Plastic- Plastic tube rotameters are a very cost effective alternative to glass or metal. The most common type of plastic used is clear acrylic since it is practically unbreakable in most industrial processes. Plastic rotameters are best suited for applications where metal, wetted parts cannot be tolerated, such as ionized water or corrosive media. Plastic tubes can typically handle pressure up to 100 psig and temperatures to 150°F.

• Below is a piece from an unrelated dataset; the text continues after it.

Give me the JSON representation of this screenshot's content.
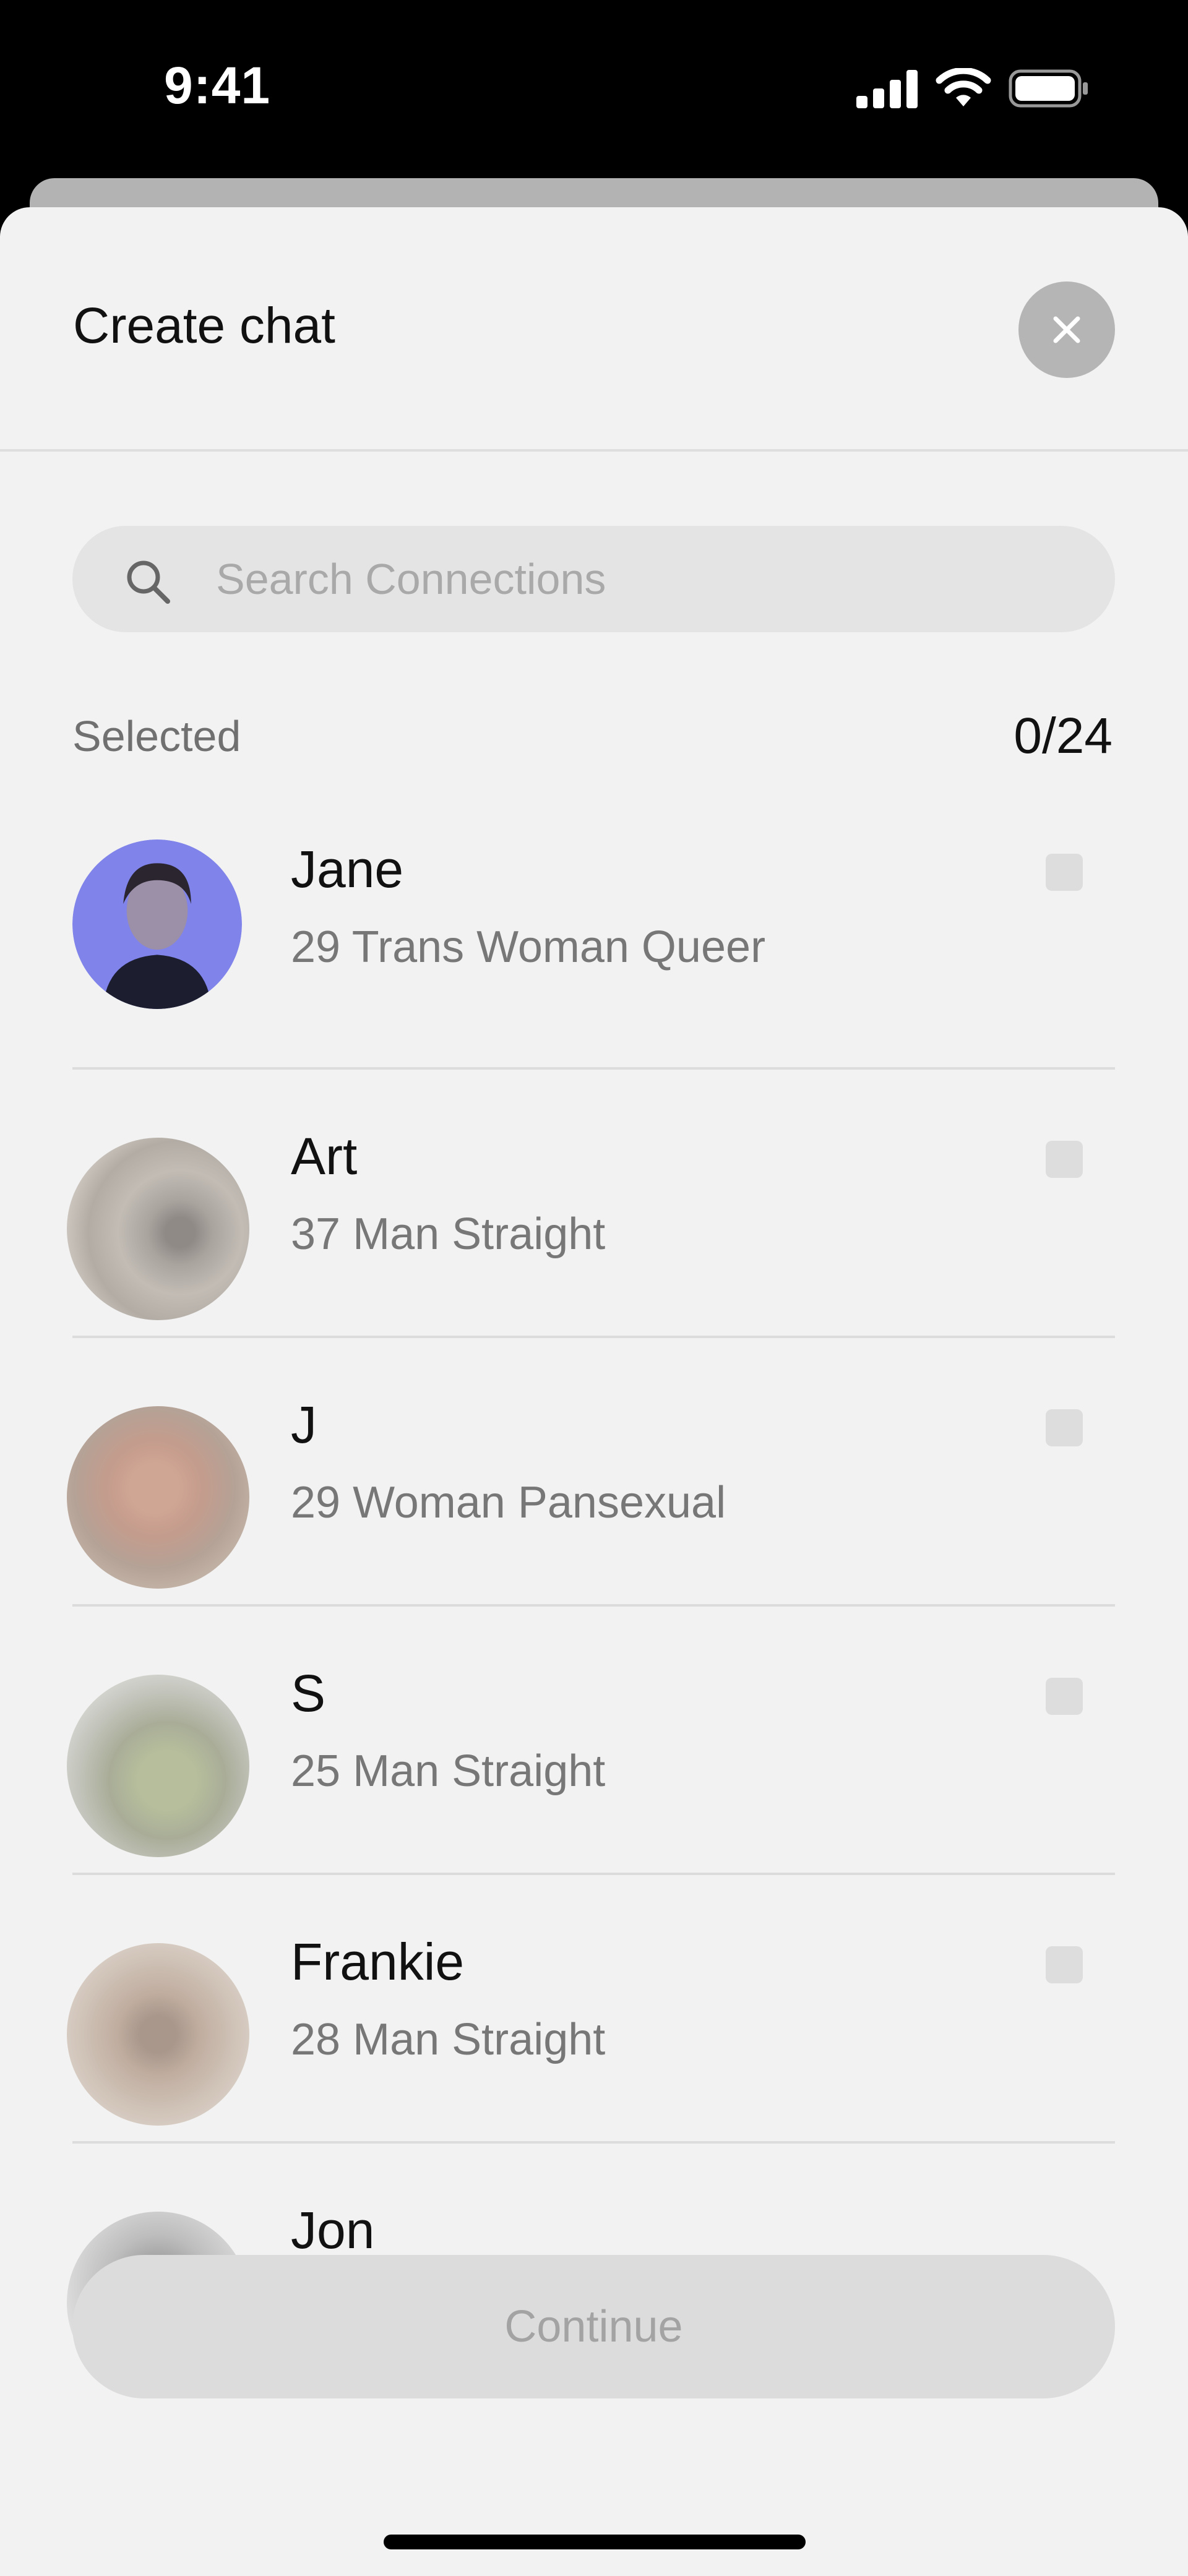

Floats are available in a wide variety of shapes, sizes, and materials to suit many applications. Small floats are usually made of black glass, stainless steel, sapphire, Carboloy, or tantalum. Larger floats are made from corrosion-resistant materials. The density of the float can be changed to adjust the meter's range and resist corrosion from the measured fluid. Type 316 stainless steel is the most commonly used material but PVC, Teflon, and tantalum are also available.
Rotameter float. Image Credit: GlobalWater
Rotameters should always be mounted vertically and with the widest end of the taper at the top. Mounting options for rotameters include insertion types, in-line flanged, in-line threaded, and in-line clamp.
- Insertion flow meters are inserted perpendicular to flow path. They usually require a threaded hole in the process pipe or other means of access.
- In-line flanged flow meters are inserted parallel to the flow path between two pieces of existing flanged process pipes.
- In-line threaded flow meters are inserted parallel to the flow path and threaded into two existing process pipes. NPT is the most common thread type.
Audible or Visual Alarms
Instruments have audible or visual alarms to alert users to dangerous conditions.
Devices have or receive sensor input, provide control, (limits, PID, logic, etc.) and output a control signal.
Typically, programmable meters include a built-in microprocessor. They can be adjusted electronically for different materials, ranges, outputs, etc.
Recorder / Totalizer Functions
Totalizer functions totalize the amount of material, media, or process variable controlled. A recorder function may be a datalogger that logs system or process variables and/or control commands for later viewing or analysis. A chart recorder that can plot (chart) flow history or give total flow for a given unit of time may also be available.
Devices are designed for use in sanitary environments, such as in medical or food processing applications.
Omega Engineering Inc. - Introduction to Rotameters